### Work item
If a line in the data holds "number", copy that line out in full.

[App and web page records]
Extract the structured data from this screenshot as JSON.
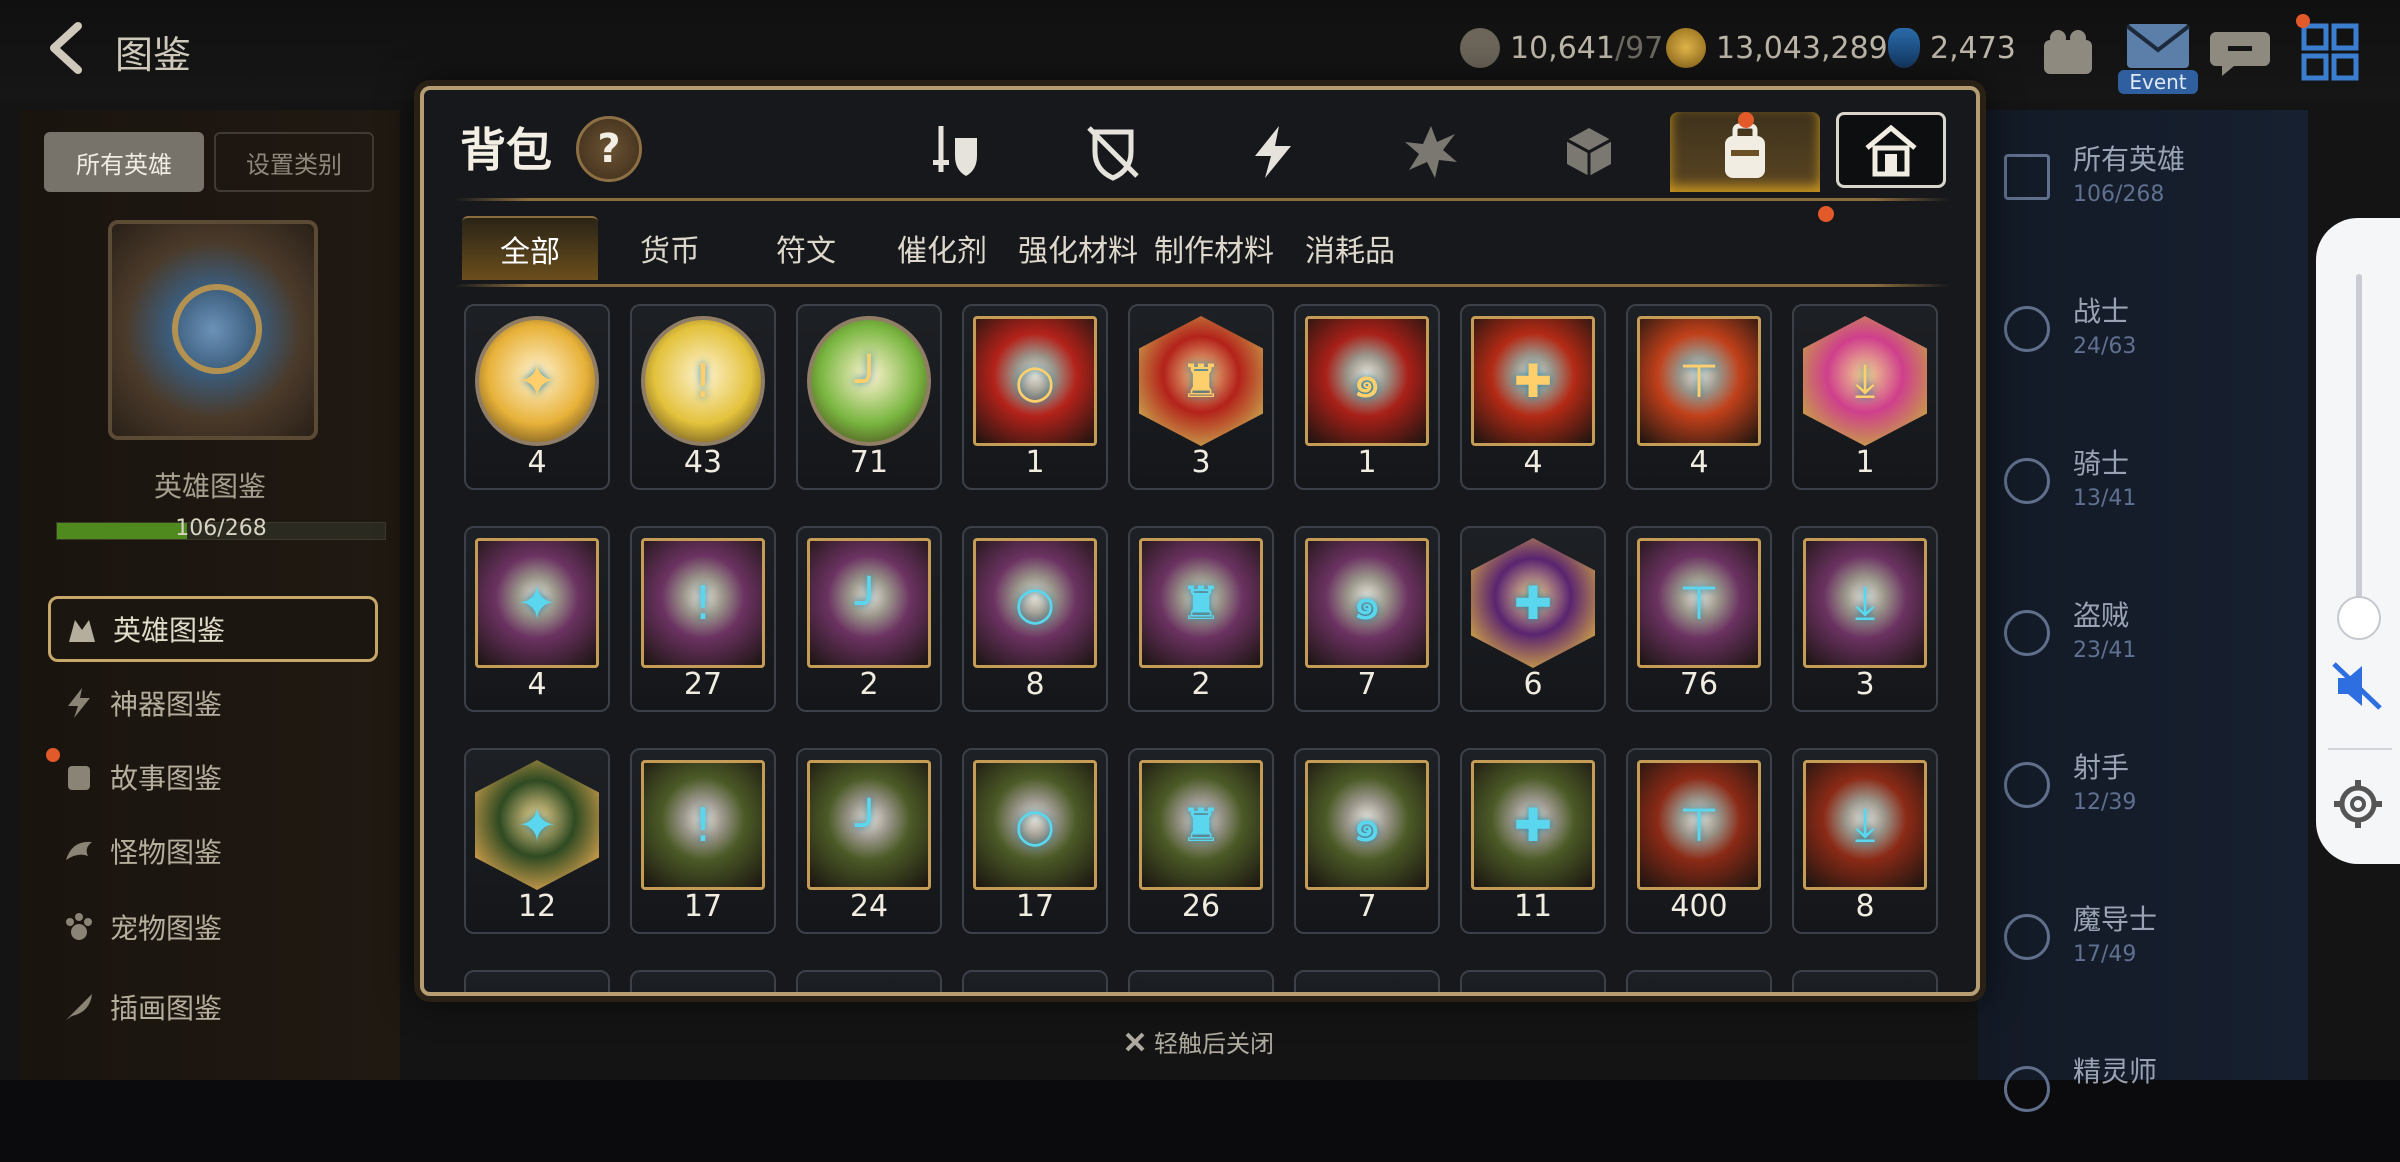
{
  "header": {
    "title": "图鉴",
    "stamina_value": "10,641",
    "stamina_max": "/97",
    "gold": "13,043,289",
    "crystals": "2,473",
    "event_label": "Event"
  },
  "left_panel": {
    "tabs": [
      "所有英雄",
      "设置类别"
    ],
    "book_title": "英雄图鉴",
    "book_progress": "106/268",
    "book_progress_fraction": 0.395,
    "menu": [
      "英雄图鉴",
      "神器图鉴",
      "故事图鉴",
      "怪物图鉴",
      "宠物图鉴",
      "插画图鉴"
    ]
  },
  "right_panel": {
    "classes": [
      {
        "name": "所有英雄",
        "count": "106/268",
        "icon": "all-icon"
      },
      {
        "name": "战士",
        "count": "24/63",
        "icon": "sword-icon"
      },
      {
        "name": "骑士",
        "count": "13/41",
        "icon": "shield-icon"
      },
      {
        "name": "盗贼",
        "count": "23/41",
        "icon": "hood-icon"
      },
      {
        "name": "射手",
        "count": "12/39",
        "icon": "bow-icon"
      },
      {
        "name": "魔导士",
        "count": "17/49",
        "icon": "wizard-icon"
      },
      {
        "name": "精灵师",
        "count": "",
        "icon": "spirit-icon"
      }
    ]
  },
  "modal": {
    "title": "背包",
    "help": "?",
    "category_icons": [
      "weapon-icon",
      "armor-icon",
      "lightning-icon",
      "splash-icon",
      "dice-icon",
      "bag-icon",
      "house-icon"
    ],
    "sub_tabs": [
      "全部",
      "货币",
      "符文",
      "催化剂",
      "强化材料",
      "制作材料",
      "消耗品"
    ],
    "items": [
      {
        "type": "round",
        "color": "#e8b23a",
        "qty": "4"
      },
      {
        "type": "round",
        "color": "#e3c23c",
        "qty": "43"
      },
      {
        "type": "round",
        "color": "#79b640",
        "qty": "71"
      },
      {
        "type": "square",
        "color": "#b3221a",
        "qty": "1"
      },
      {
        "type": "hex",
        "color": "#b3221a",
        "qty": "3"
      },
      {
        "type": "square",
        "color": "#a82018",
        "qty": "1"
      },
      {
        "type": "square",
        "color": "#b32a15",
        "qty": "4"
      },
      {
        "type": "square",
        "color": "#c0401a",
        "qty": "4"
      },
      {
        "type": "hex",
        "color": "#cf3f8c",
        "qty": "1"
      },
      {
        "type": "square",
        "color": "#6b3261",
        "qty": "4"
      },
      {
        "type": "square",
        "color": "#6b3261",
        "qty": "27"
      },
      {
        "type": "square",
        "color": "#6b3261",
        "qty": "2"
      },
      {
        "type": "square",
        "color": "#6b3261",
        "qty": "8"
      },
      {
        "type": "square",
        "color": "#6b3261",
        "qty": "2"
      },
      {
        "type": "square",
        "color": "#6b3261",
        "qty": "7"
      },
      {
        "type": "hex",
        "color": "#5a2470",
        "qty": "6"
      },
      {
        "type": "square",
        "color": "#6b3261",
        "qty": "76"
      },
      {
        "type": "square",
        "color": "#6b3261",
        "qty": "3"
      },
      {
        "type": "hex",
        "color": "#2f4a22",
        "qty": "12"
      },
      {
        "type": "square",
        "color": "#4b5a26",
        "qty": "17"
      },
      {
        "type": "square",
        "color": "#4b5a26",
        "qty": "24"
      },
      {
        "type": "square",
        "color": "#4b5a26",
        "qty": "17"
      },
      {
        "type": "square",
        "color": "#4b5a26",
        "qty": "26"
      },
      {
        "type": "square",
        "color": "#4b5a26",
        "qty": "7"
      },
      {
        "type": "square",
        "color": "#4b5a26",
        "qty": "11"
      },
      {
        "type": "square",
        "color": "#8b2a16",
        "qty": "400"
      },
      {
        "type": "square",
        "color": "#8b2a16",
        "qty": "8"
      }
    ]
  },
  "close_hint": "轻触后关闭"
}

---

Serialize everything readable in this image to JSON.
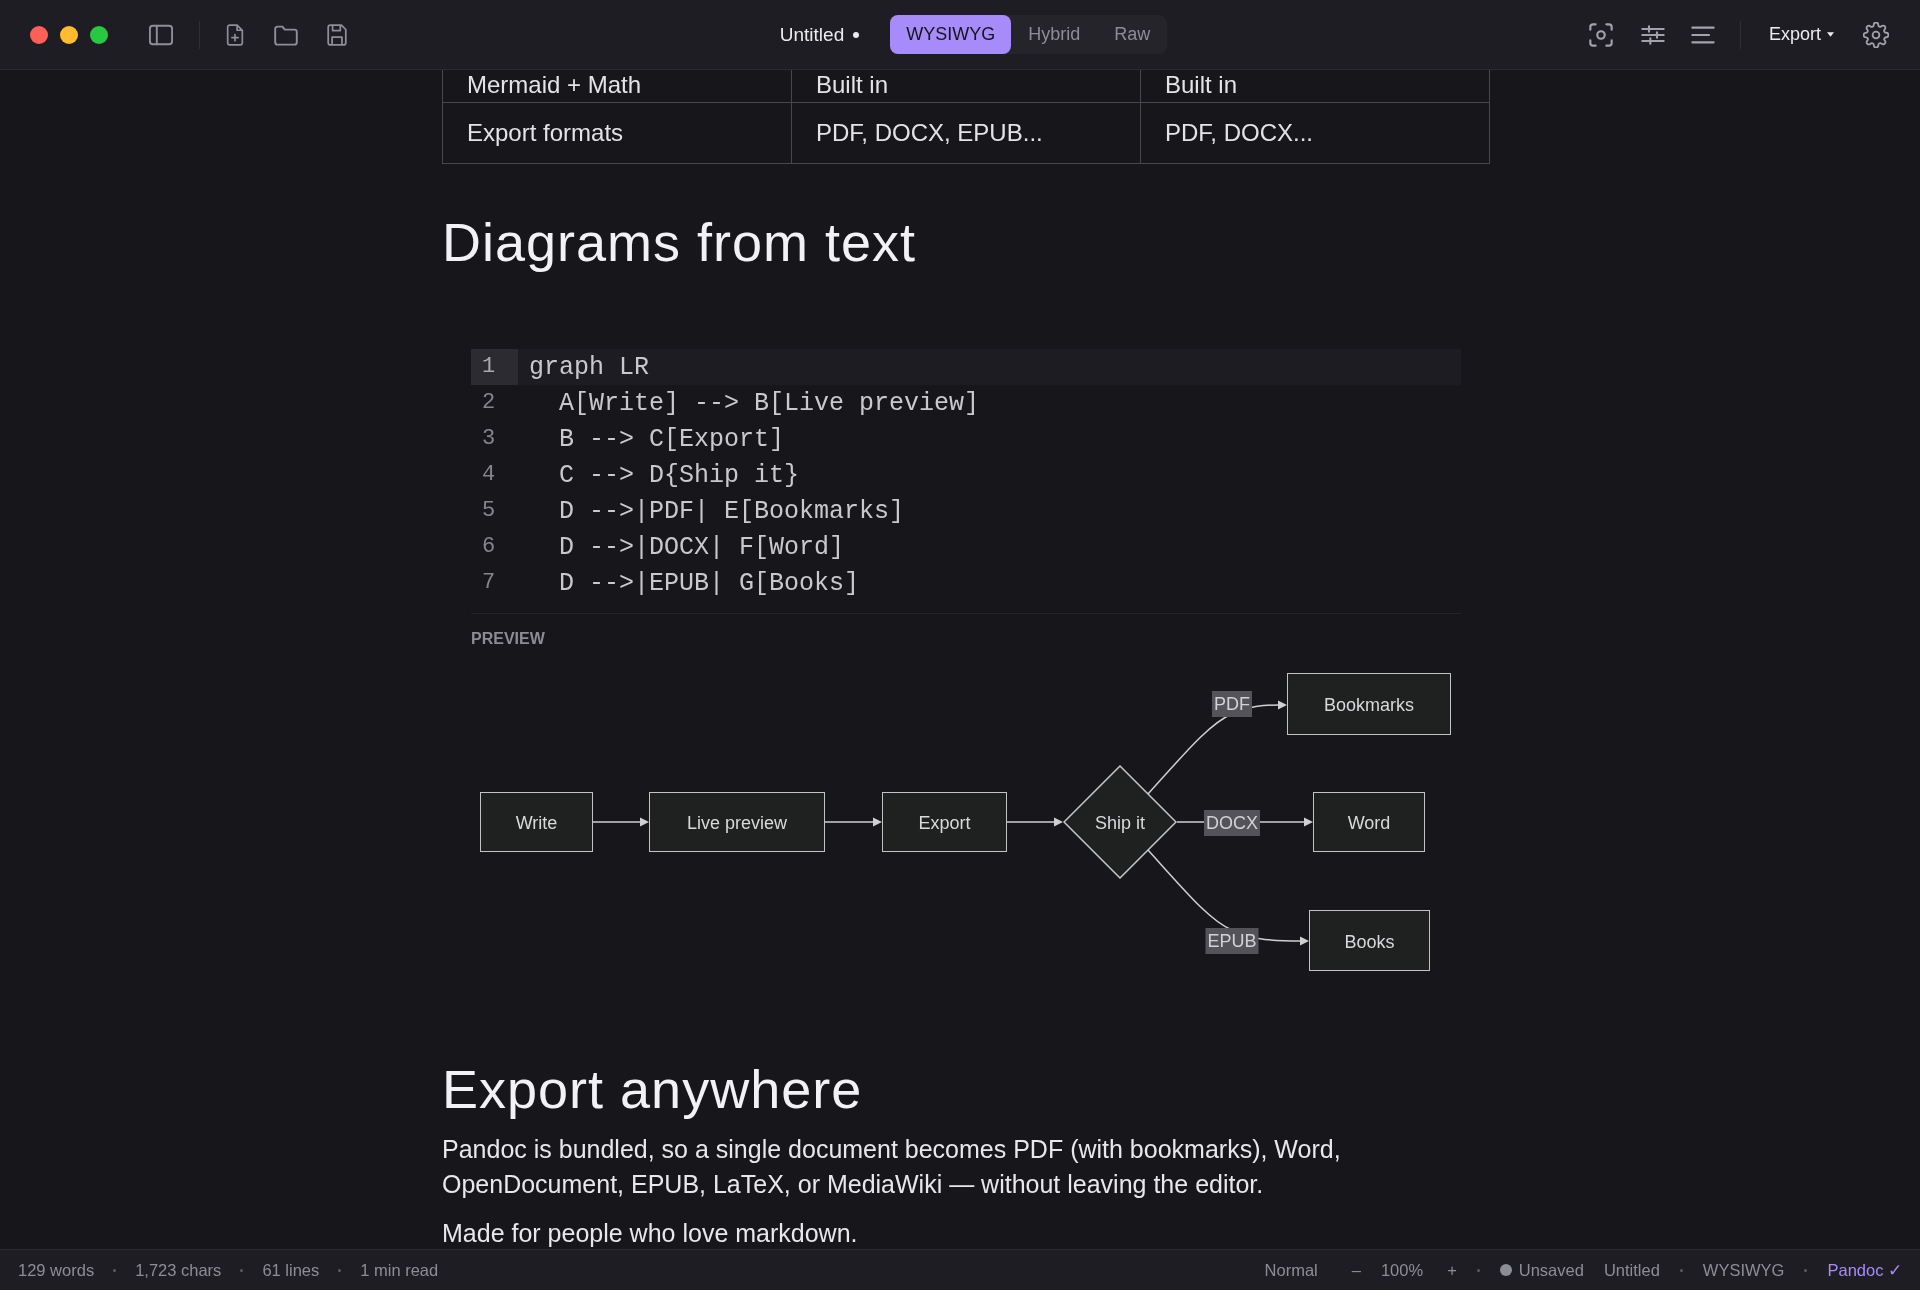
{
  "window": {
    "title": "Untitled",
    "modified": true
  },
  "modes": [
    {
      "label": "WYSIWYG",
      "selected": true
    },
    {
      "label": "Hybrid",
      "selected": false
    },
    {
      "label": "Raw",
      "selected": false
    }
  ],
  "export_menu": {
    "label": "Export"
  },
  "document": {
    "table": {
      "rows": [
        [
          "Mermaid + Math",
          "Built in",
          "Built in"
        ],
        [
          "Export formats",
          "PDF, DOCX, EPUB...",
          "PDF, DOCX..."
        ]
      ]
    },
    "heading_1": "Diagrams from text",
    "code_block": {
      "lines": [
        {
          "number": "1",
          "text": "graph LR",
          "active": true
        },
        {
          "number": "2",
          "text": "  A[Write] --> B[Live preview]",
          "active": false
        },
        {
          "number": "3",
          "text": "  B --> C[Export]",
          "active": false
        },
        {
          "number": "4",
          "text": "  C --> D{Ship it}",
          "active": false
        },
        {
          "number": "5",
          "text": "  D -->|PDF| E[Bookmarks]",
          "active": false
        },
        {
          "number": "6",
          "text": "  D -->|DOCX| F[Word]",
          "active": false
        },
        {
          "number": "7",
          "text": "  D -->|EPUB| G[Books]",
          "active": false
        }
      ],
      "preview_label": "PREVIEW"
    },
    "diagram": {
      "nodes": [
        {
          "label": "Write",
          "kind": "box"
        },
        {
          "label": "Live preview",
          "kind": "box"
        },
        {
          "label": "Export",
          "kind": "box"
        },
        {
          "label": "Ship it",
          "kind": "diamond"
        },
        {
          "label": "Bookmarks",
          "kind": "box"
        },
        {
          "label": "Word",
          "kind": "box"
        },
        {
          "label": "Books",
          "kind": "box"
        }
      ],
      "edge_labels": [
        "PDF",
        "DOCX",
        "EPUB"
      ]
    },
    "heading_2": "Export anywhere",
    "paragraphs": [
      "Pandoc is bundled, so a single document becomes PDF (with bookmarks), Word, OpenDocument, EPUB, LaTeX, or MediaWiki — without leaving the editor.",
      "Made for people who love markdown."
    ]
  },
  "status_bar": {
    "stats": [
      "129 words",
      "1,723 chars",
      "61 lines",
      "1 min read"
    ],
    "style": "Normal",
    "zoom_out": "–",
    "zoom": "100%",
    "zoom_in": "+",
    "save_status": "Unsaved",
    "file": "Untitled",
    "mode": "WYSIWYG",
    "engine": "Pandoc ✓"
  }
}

### Exercise solution
          "number": "1",
          "number": "2",
          "number": "3",
          "number": "4",
          "number": "5",
          "number": "6",
          "number": "7",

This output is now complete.